TASK GOAL
All of the data below is to be output without alteration.

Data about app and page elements
....................

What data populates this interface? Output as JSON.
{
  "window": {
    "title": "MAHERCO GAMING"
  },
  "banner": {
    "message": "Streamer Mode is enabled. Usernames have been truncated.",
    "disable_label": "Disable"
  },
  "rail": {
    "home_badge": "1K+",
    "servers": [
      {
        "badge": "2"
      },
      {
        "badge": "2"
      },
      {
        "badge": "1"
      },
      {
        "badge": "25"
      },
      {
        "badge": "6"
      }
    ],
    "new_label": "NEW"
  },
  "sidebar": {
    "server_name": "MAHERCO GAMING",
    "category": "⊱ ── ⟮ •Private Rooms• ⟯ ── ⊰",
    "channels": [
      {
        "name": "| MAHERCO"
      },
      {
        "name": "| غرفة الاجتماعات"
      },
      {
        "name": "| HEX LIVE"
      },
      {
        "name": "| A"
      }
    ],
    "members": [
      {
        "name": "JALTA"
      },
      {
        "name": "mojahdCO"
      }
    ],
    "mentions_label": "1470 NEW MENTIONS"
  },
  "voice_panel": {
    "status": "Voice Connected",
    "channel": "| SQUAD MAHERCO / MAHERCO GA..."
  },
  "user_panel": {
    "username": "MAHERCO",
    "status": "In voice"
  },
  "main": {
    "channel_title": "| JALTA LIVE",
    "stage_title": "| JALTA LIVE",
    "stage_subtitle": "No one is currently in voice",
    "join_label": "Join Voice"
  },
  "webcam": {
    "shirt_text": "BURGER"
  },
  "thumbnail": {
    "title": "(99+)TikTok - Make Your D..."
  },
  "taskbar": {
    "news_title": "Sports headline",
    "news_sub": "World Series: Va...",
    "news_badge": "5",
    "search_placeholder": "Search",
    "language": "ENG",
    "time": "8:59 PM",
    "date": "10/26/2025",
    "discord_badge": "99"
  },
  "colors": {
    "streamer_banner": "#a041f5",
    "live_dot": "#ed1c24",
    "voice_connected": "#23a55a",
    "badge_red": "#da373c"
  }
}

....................

SOLUTION BELOW
What data populates this interface? Output as JSON.
{
  "window": {
    "title": "MAHERCO GAMING"
  },
  "banner": {
    "message": "Streamer Mode is enabled. Usernames have been truncated.",
    "disable_label": "Disable"
  },
  "rail": {
    "home_badge": "1K+",
    "servers": [
      {
        "badge": "2"
      },
      {
        "badge": "2"
      },
      {
        "badge": "1"
      },
      {
        "badge": "25"
      },
      {
        "badge": "6"
      }
    ],
    "new_label": "NEW"
  },
  "sidebar": {
    "server_name": "MAHERCO GAMING",
    "category": "⊱ ── ⟮ •Private Rooms• ⟯ ── ⊰",
    "channels": [
      {
        "name": "| MAHERCO"
      },
      {
        "name": "| غرفة الاجتماعات"
      },
      {
        "name": "| HEX LIVE"
      },
      {
        "name": "| A"
      }
    ],
    "members": [
      {
        "name": "JALTA"
      },
      {
        "name": "mojahdCO"
      }
    ],
    "mentions_label": "1470 NEW MENTIONS"
  },
  "voice_panel": {
    "status": "Voice Connected",
    "channel": "| SQUAD MAHERCO / MAHERCO GA..."
  },
  "user_panel": {
    "username": "MAHERCO",
    "status": "In voice"
  },
  "main": {
    "channel_title": "| JALTA LIVE",
    "stage_title": "| JALTA LIVE",
    "stage_subtitle": "No one is currently in voice",
    "join_label": "Join Voice"
  },
  "webcam": {
    "shirt_text": "BURGER"
  },
  "thumbnail": {
    "title": "(99+)TikTok - Make Your D..."
  },
  "taskbar": {
    "news_title": "Sports headline",
    "news_sub": "World Series: Va...",
    "news_badge": "5",
    "search_placeholder": "Search",
    "language": "ENG",
    "time": "8:59 PM",
    "date": "10/26/2025",
    "discord_badge": "99"
  },
  "colors": {
    "streamer_banner": "#a041f5",
    "live_dot": "#ed1c24",
    "voice_connected": "#23a55a",
    "badge_red": "#da373c"
  }
}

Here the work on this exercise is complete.